Trevor Paglen: Bloom

Pace Gallery’s second exhibition with Trevor Paglen coincides with two solo exhibitions presented at The Carnegie Museum of Art, Pittsburgh (4th September 2020 – 14th March 2021) and at OGR Turin (10th October 2020 – 10th January 2021).

At 6 Burlington Gardens until 10th November, and on the gallery’s digital platform,
works explore Paglen’s central themes of artificial intelligence, the politics of images, fa-cial recognition technologies, and alternative futures.

New sculptures, drawings and digital components relate to corporate and state use of machine learning algorithms to monitor, extract value, and influence people’s lives.

“Computer vision and artificial intelligence have become ubiquitous,” says Paglen. “The works in this exhibition seek to provide a small glimpse into the workings of platforms that track faces, nature, and human behaviour, and into the underlying data that structures how machines ‘perceive’ humans and landscapes. In this new work, I am interested in exploring the numerous examples of computer training sets creating AIs that reflect and perpetuate unacknowledged forms of racism, patriarchy, and class division that charac-terise so much of society.”

Centre-stage is The Standard Head, a large-scale reconstruction of 1960s pioneer CIA agent Woody Bledsoe’s mathematical model of a “standard head”, which Paglen has re-constructed from information in Bledsoe’s archive at the University of Texas.

The artist’s large-scale photographs Bloom validate intuition that something is ‘off’. These flower formations have been imagined by various computer vision algorithms created to analyse the constituent parts of real-life photographs.
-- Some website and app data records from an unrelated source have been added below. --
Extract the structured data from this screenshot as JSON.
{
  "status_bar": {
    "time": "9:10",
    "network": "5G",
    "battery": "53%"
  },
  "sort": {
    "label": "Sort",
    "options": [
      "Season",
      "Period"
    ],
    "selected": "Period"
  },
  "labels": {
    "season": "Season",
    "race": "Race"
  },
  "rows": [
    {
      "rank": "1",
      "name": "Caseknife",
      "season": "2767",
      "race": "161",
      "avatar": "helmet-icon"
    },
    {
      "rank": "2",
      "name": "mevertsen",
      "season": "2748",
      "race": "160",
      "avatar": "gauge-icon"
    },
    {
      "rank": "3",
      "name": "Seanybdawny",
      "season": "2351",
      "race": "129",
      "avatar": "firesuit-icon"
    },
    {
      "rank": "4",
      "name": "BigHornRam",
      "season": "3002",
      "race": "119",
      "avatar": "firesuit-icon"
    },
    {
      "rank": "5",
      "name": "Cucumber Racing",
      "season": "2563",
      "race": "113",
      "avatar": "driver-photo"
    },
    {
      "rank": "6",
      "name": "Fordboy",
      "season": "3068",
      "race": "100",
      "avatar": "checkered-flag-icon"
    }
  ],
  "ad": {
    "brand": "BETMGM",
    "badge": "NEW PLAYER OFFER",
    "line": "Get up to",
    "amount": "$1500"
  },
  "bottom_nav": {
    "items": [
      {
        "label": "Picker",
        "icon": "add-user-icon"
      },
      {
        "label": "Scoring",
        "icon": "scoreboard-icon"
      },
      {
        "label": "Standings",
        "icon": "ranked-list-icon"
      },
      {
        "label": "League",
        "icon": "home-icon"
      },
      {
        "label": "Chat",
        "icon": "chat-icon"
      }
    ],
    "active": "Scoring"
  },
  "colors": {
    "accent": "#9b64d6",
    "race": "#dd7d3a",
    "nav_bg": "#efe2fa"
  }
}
Octopus, meanwhile, is an all-encompassing work allowing visitors to engage with the show through an online portal. A critical dialogue on the nature of how we use media, technology and how it impacts the way we see and are seen, visitors are given the option to stream their personal webcams into the gallery space on monitors. The discreet sanc-tuary of home is no longer certain.

Trevor Paglen: Bloom; until 10th November 2020; Pace Gallery, 6 Burlington Gardens, W1. Contact the gallery for current visiting protocol.